If you are reading this and you are a fellow fan, I hope we can reminisce together.  If you are reading this and you haven’t seen Castle before, I hope that you are interested enough to check it out.  Do yourself a favor and start here.  I don’t think you’ll regret it.

I’ve been thinking a lot about the series since I first heard the news, and there are so many good memories from this show.  I can’t really remember exactly what I was doing when I saw my first ad for Castle.  I hadn’t seen anything about it before, and I didn’t know anyone who was personally watching it, but as an aspiring writer I was immediately intrigued.  I tracked down the first episode and was immediately hooked.  Fillion and Katic had electric chemistry, the supporting cast was phenomenal, the writing was superb, and the brilliant concept was executed wonderfully.

Something about it connected with me in a way that truly felt like it was my show.  That I was sharing in something truly special.  This was particularly the case when I introduced my then girlfriend (and now wife) to the show.  I had collected a few of the early seasons at this point, and I still didn’t know anyone else watching the show.  I thought she would enjoy it, so I convinced her to give it a shot.  As you might have guessed, she fell in love with the show too, and we quickly watched through all of the released episodes.  Joining in with Castle and Beckett’s adventures was something we began looking forward to on a weekly basis. Sharing this story with her is not something I will soon forget.

I feel like the show continued to get better over those first few seasons before really hitting its stride.  I don’t know that I have seen a TV show where the characters grow as much and as believably as we saw during Castle’s run.  With Castle, we saw him transform from millionaire playboy who’s only true affections seemed to be saved for his mother and daughter (outside of his love for himself of course), into a caring husband and friend who routinely put his life on the line for the sake of others.  With Beckett, we saw someone who was strong but almost completely closed off after the death of her mother.  She grew to allow her walls to come down and let those she cared about truly into her life. And that is just between the stars of the show.  We also saw stellar character arcs for Ryan, Esposito, and Captain Montgomery just to name a few.

And there were plenty of well-written and mysterious villains for our heroes to take on.  Tracking down Beckett’s mother’s killer, trying to take down the seemingly untouchable Senator Bracken and LOCKSAT, and attempting to match wits with the chilling 3XK were some of the most memorable. Not to mention Castle’s frequently outlandish theories on who the culprits of various crimes could be.
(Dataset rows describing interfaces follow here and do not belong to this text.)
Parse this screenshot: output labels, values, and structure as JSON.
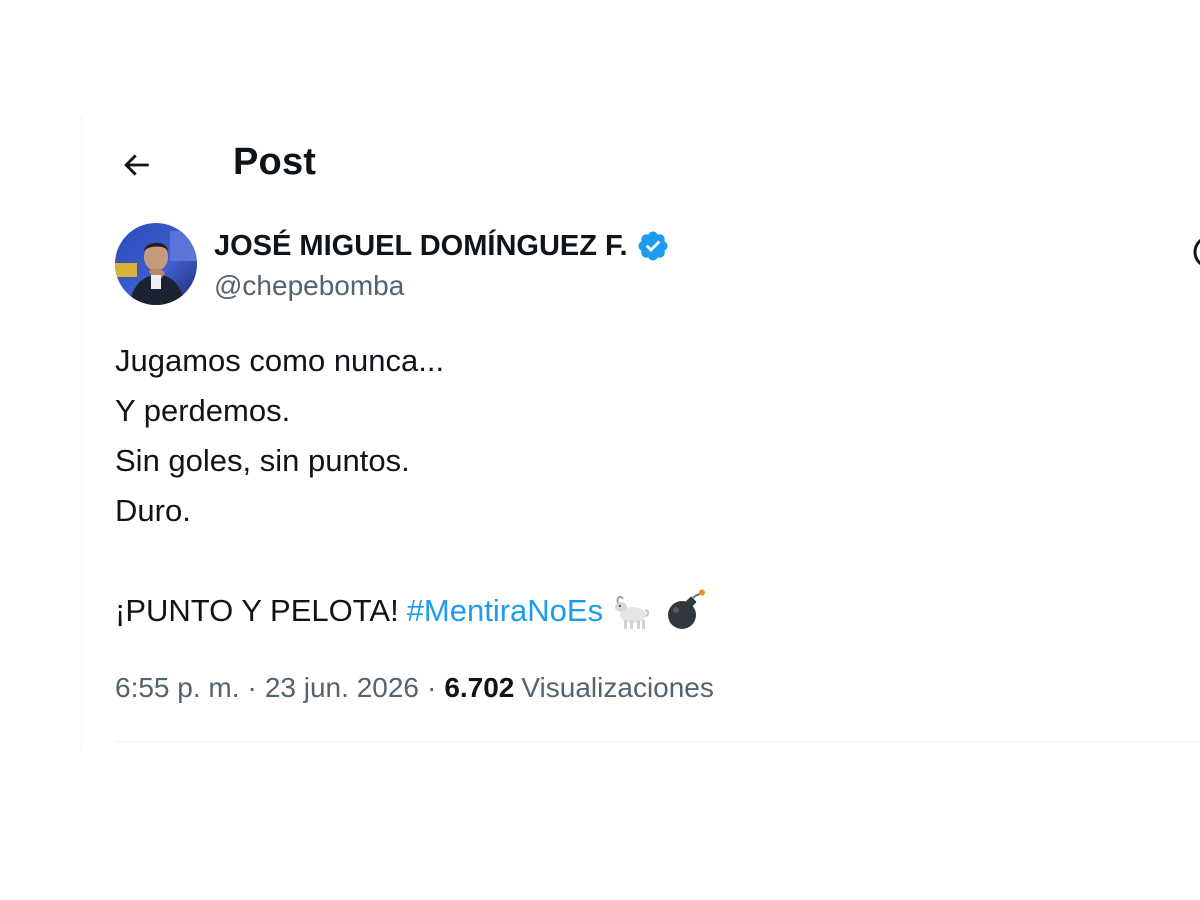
{
  "header": {
    "title": "Post",
    "back_icon": "arrow-left-icon"
  },
  "author": {
    "name": "JOSÉ MIGUEL DOMÍNGUEZ F.",
    "handle": "@chepebomba",
    "verified_icon": "verified-badge-icon",
    "verified_color": "#1d9bf0"
  },
  "tweet": {
    "lines": [
      "Jugamos como nunca...",
      "Y perdemos.",
      "Sin goles, sin puntos.",
      "Duro."
    ],
    "final_text": "¡PUNTO Y PELOTA!",
    "hashtag": "#MentiraNoEs",
    "emojis": [
      "goat-emoji",
      "bomb-emoji"
    ]
  },
  "meta": {
    "time": "6:55 p. m.",
    "separator": "·",
    "date": "23 jun. 2026",
    "views_count": "6.702",
    "views_label": "Visualizaciones"
  },
  "colors": {
    "text": "#0f1419",
    "secondary": "#536471",
    "link": "#1d9bf0",
    "border": "#eff3f4"
  }
}
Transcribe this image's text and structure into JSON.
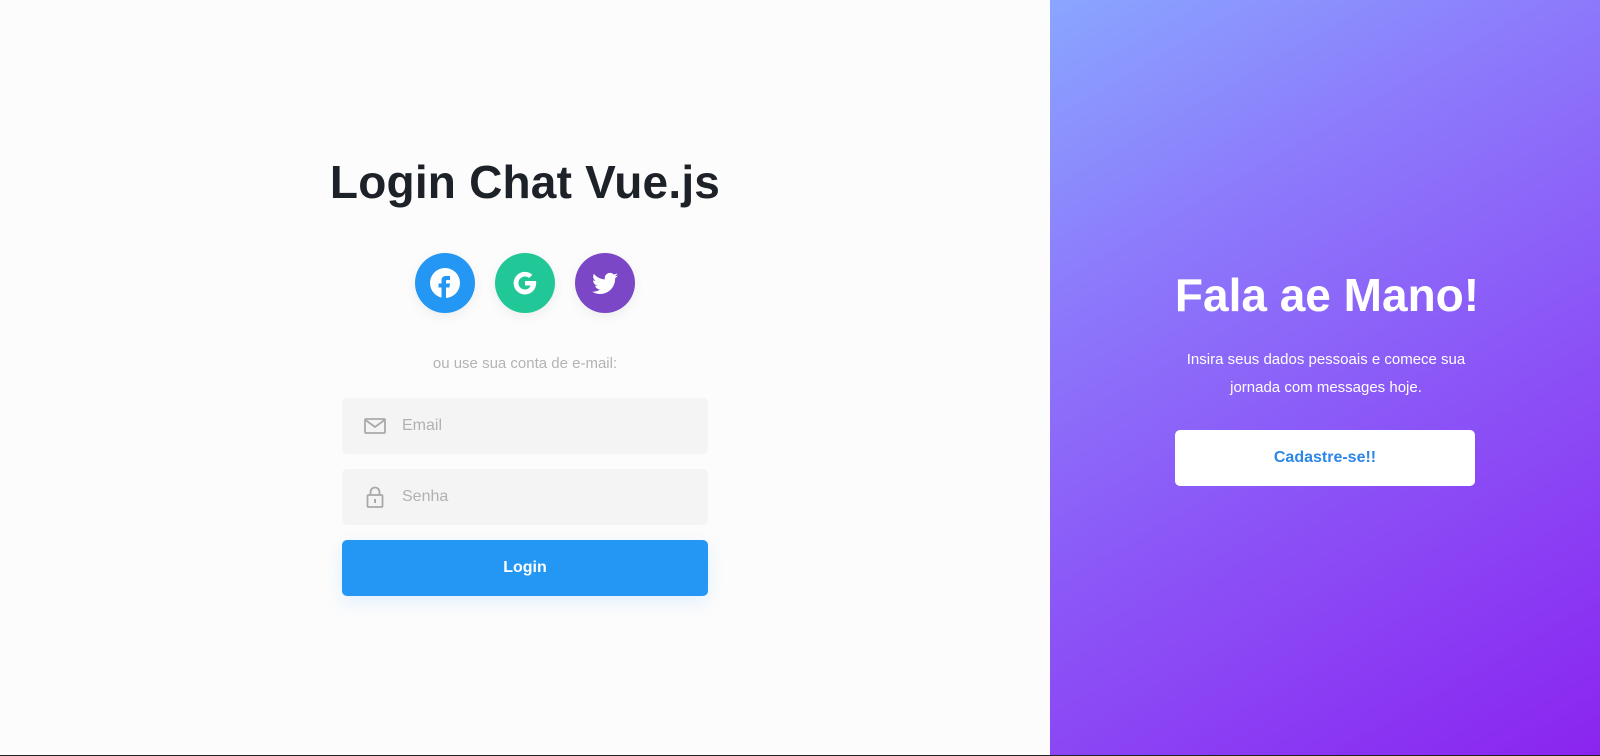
{
  "login": {
    "title": "Login Chat Vue.js",
    "social": [
      {
        "name": "facebook",
        "icon": "facebook-icon",
        "color": "#2397f3"
      },
      {
        "name": "google",
        "icon": "google-icon",
        "color": "#22c797"
      },
      {
        "name": "twitter",
        "icon": "twitter-icon",
        "color": "#7c47c7"
      }
    ],
    "divider_text": "ou use sua conta de e-mail:",
    "email_placeholder": "Email",
    "email_value": "",
    "password_placeholder": "Senha",
    "password_value": "",
    "login_label": "Login"
  },
  "signup": {
    "title": "Fala ae Mano!",
    "text": "Insira seus dados pessoais e comece sua jornada com messages hoje.",
    "button_label": "Cadastre-se!!"
  },
  "colors": {
    "primary": "#2397f3",
    "gradient_start": "#8aa6ff",
    "gradient_end": "#8a24f0",
    "title_text": "#1d2128"
  }
}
I’m truly saddened that there are so many of these character arcs or villains we won’t see any more of.  This is a big reason why it was a few days before we brought ourselves to watch the end. I thought the finale was pretty good.  It showcased many of the things that made the show fantastic: the great love story, the many amazing and well-written characters, a mysterious murder with twists and turns.  But it did feel a little rushed.  Unfortunately, we probably won’t be able to learn what happened with Castle’s other missing time or see a final rematch with 3XK.

What we did get though was a happy ending, so I’ll settle for that for now.

But perhaps I can put on my “Writer” bulletproof vest for a moment and dare to imagine.  We live in a world with an entertainment landscape that features online streaming sites like Netflix and Hulu.  Perhaps executives there might also see the merits of this incredible show and pick it up, or possibly even execs from one of the other powerhouse TV networks.  Unlikely, maybe, but some of the best of Castle’s theories were as well.

Even if we don’t get more Castle, it has been an amazing journey.  Thank you to all of the show runners, writers, cast, and all the other crew that brought this story to life.  It was one heck of a ride.  I laughed, I cheered, I cried (it may or may not have been more like wept with the finality of the series finale).  So again, thank you.

Always.

Hopefully amusing musings on some of the (often nerdy) things I like